Despite being just Sheridan’s fifth season as an umpire, 2019 brought another incredible experience when she was asked to head to Scotland as part of an all-female umpiring team for the Women’s T20 World Cup Qualifying Tournament.

“That was awesome. That is where I made my international debut. I was lucky enough to debut with Claire, which wasn’t supposed to happen. A game got washed out and the next game I was rostered with Claire, so I made my international debut with her.”

“It was an all-female umpiring panel in Scotland, with a couple of Australians as well as Kim Cotton from New Zealand, Sue Redfern from England, Lauren Agenbag from South Africa and Jacqui Williams from the West Indies. It was such a great opportunity, as well as a steep learning curve.”

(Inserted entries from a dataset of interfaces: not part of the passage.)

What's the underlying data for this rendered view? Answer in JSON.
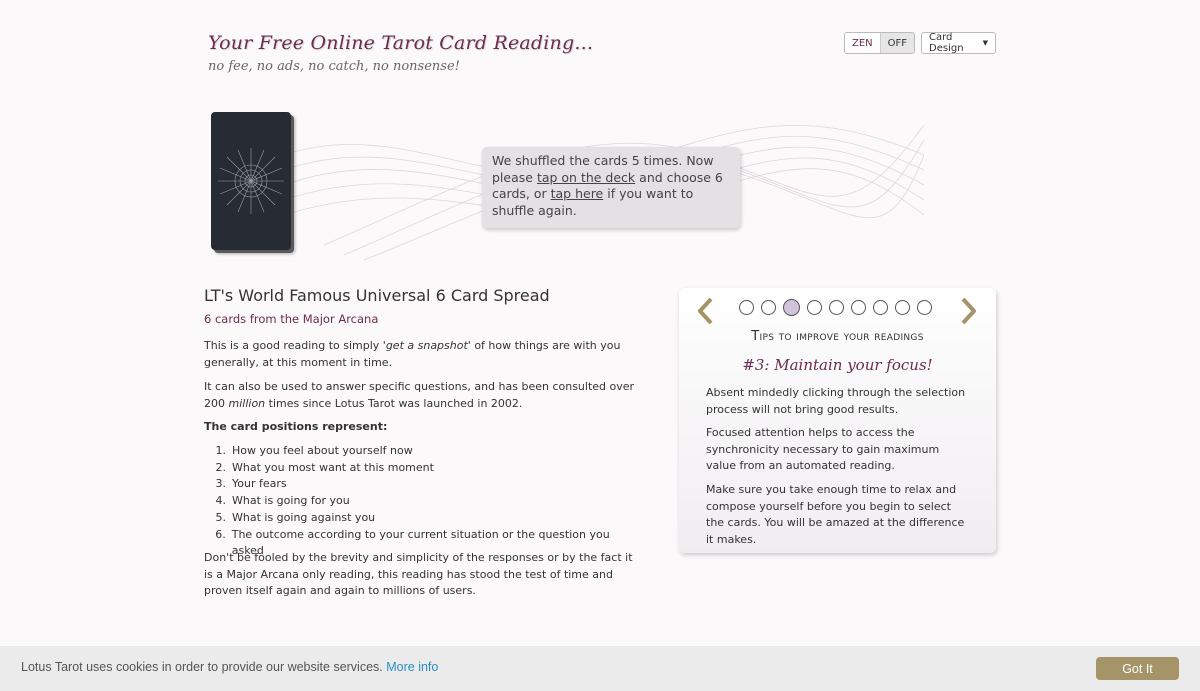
{
  "header": {
    "title": "Your Free Online Tarot Card Reading...",
    "subtitle": "no fee, no ads, no catch, no nonsense!",
    "zen_label": "ZEN",
    "zen_state": "OFF",
    "card_design_label": "Card Design"
  },
  "banner": {
    "message_start": "We shuffled the cards 5 times. Now please ",
    "link_deck": "tap on the deck",
    "message_mid": " and choose 6 cards, or ",
    "link_shuffle": "tap here",
    "message_end": " if you want to shuffle again."
  },
  "spread": {
    "title": "LT's World Famous Universal 6 Card Spread",
    "subtitle": "6 cards from the Major Arcana",
    "p1_start": "This is a good reading to simply ",
    "p1_em": "'get a snapshot'",
    "p1_end": " of how things are with you generally, at this moment in time.",
    "p2_start": "It can also be used to answer specific questions, and has been consulted over 200 ",
    "p2_em": "million",
    "p2_end": " times since Lotus Tarot was launched in 2002.",
    "positions_heading": "The card positions represent:",
    "positions": [
      {
        "num": "1.",
        "text": "How you feel about yourself now"
      },
      {
        "num": "2.",
        "text": "What you most want at this moment"
      },
      {
        "num": "3.",
        "text": "Your fears"
      },
      {
        "num": "4.",
        "text": "What is going for you"
      },
      {
        "num": "5.",
        "text": "What is going against you"
      },
      {
        "num": "6.",
        "text": "The outcome according to your current situation or the question you asked"
      }
    ],
    "closing": "Don't be fooled by the brevity and simplicity of the responses or by the fact it is a Major Arcana only reading, this reading has stood the test of time and proven itself again and again to millions of users."
  },
  "tips": {
    "heading": "Tips to improve your readings",
    "tip_title": "#3: Maintain your focus!",
    "slide_count": 9,
    "active_slide": 3,
    "paragraphs": [
      "Absent mindedly clicking through the selection process will not bring good results.",
      "Focused attention helps to access the synchronicity necessary to gain maximum value from an automated reading.",
      "Make sure you take enough time to relax and compose yourself before you begin to select the cards. You will be amazed at the difference it makes."
    ]
  },
  "cookie": {
    "text": "Lotus Tarot uses cookies in order to provide our website services.",
    "link": "More info",
    "button": "Got It"
  },
  "colors": {
    "brand": "#6e2b4e",
    "arrow": "#a49467",
    "active_dot": "#d2c3dc",
    "link": "#2a8fc8"
  }
}
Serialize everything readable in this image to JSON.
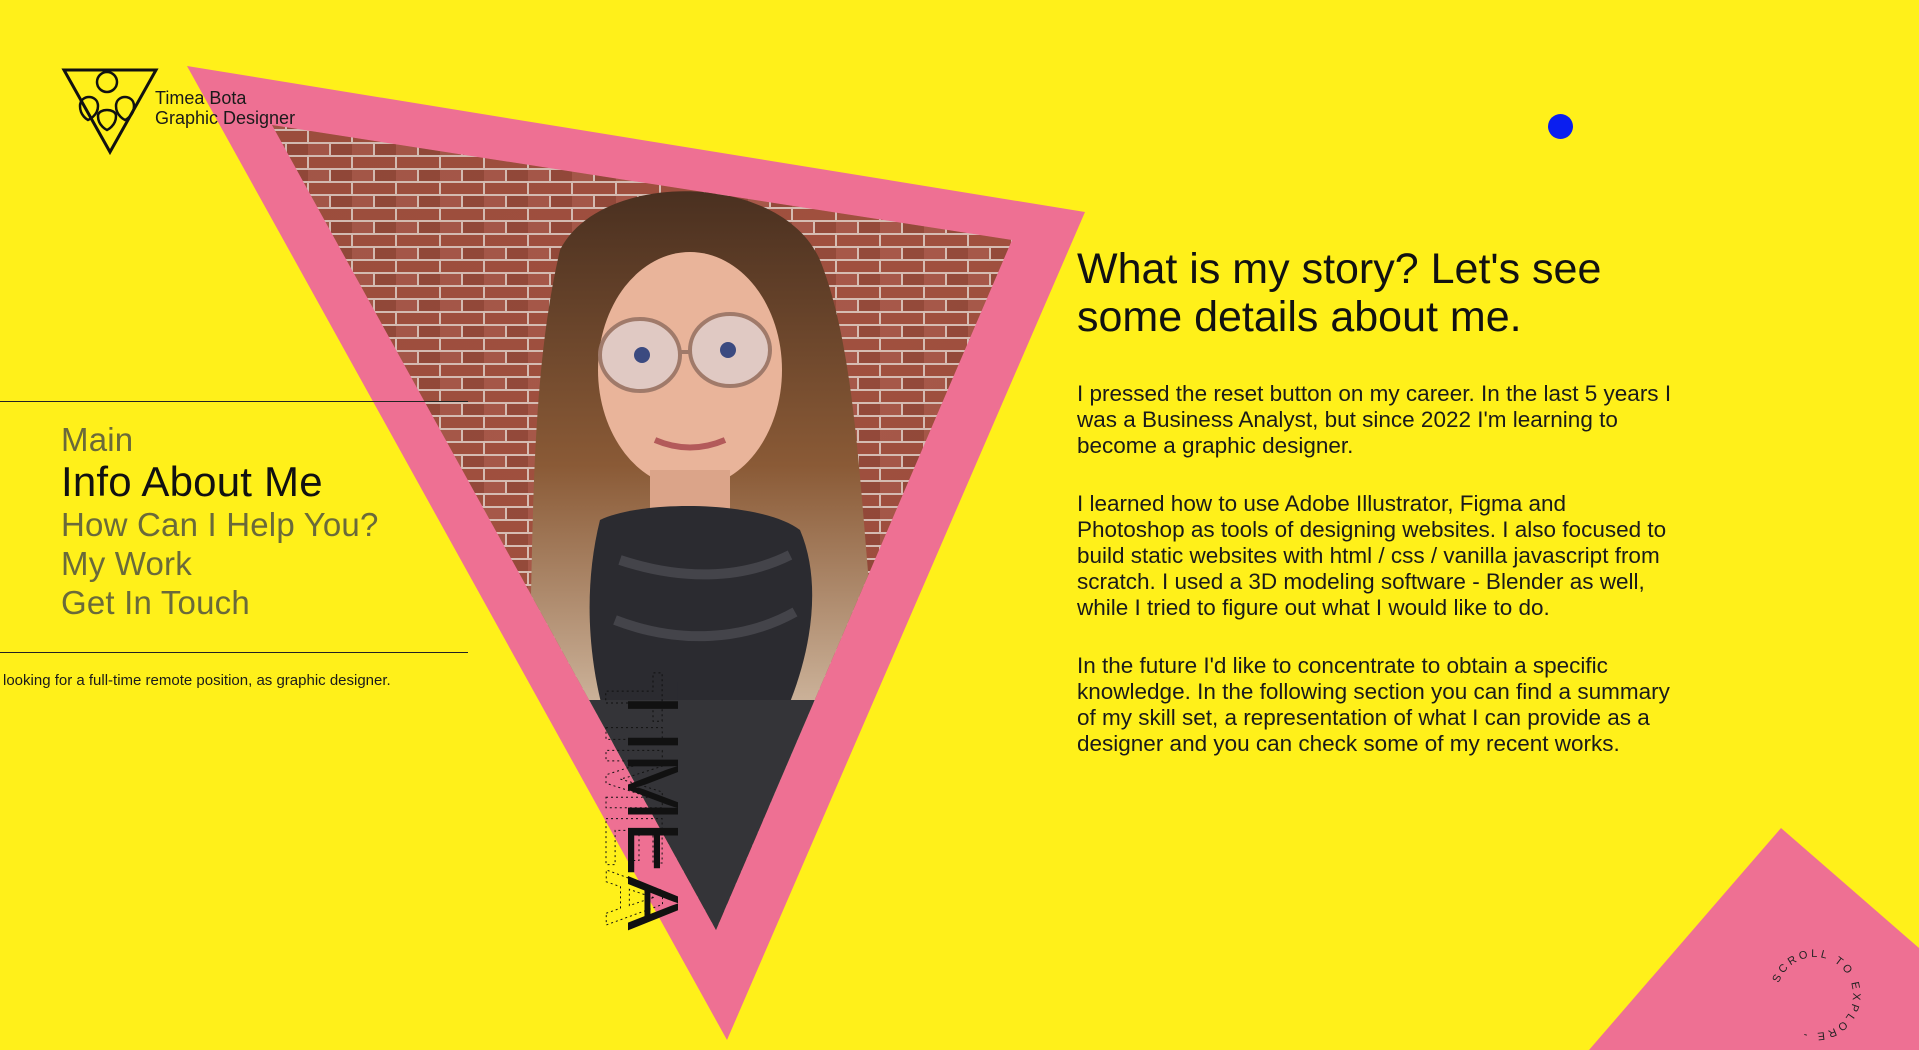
{
  "brand": {
    "name": "Timea Bota",
    "role": "Graphic Designer"
  },
  "nav": {
    "items": [
      {
        "label": "Main",
        "active": false
      },
      {
        "label": "Info About Me",
        "active": true
      },
      {
        "label": "How Can I Help You?",
        "active": false
      },
      {
        "label": "My Work",
        "active": false
      },
      {
        "label": "Get In Touch",
        "active": false
      }
    ]
  },
  "tagline": "looking for a full-time remote position, as graphic designer.",
  "rotated_name": "TIMEA",
  "story": {
    "title": "What is my story? Let's see some details about me.",
    "paragraphs": [
      "I pressed the reset button on my career. In the last 5 years I was a Business Analyst, but since 2022 I'm learning to become a graphic designer.",
      "I learned how to use Adobe Illustrator, Figma and Photoshop as tools of designing websites. I also focused to build static websites with html / css / vanilla javascript from scratch. I used a 3D modeling software - Blender as well, while I tried to figure out what I would like to do.",
      "In the future I'd like to concentrate to obtain a specific knowledge. In the following section you can find a summary of my skill set, a representation of what I can provide as a designer and you can check some of my recent works."
    ]
  },
  "scroll_hint": "SCROLL TO EXPLORE -",
  "colors": {
    "background": "#fff01a",
    "pink": "#ee7093",
    "blue_dot": "#0a1ef0",
    "text": "#111111",
    "nav_inactive": "#6a6a3a"
  },
  "icons": {
    "logo": "triangle-hearts-logo-icon",
    "dot": "blue-dot-icon"
  }
}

Not even a global pandemic could slow Sheridan down, as she entered both the WBBL hub in NSW and BBL hub in hometown Adelaide during the summer just passed. With many umpires and players unable to ply their trade for long stretches during the 2020/21 season, Sheridan is thankful for the chance to stay on the field, including a brief promotion to third umpiring duties at Adelaide Oval due to Covid protocols.

“It didn’t see a reduction to my amount of cricket because I was lucky enough to go into the WBBL hub and then the BBL hub. I really enjoyed the WBBL hub; I think it was well managed and thought out very thoroughly. We were wanting for nothing during that time.

“We had a few changes during the BBL due to Covid. Initially there were three national panel guys from Tassie who were going to stay in the Adelaide hub, and then one of them was going to go to Perth for a match and come back, but the Western Australian Government didn’t allow that and so he ended up staying over there. Someone from Brisbane was then coming down, but Brisbane had cases and so there was a quarantine procedure which meant I got to jump in for a couple of games.

“It was a great opportunity for sure. I went in thinking I would be fourth umpire the whole time, and I managed to get a couple of games in the [third umpire] box.”

Through it all, Sheridan remains a passionate supporter of cricket, albeit with a slightly different viewpoint on the game these days.

“I’ve just been watching the Women’s Test [India vs England] which has been great to see. I view cricket slightly differently now; I often look at the umpires and see what they are doing. Of course, I know quite a few of them now too, so it’s always nice to see how they are going.

“I still enjoy the game; I just have a different understanding of it now.”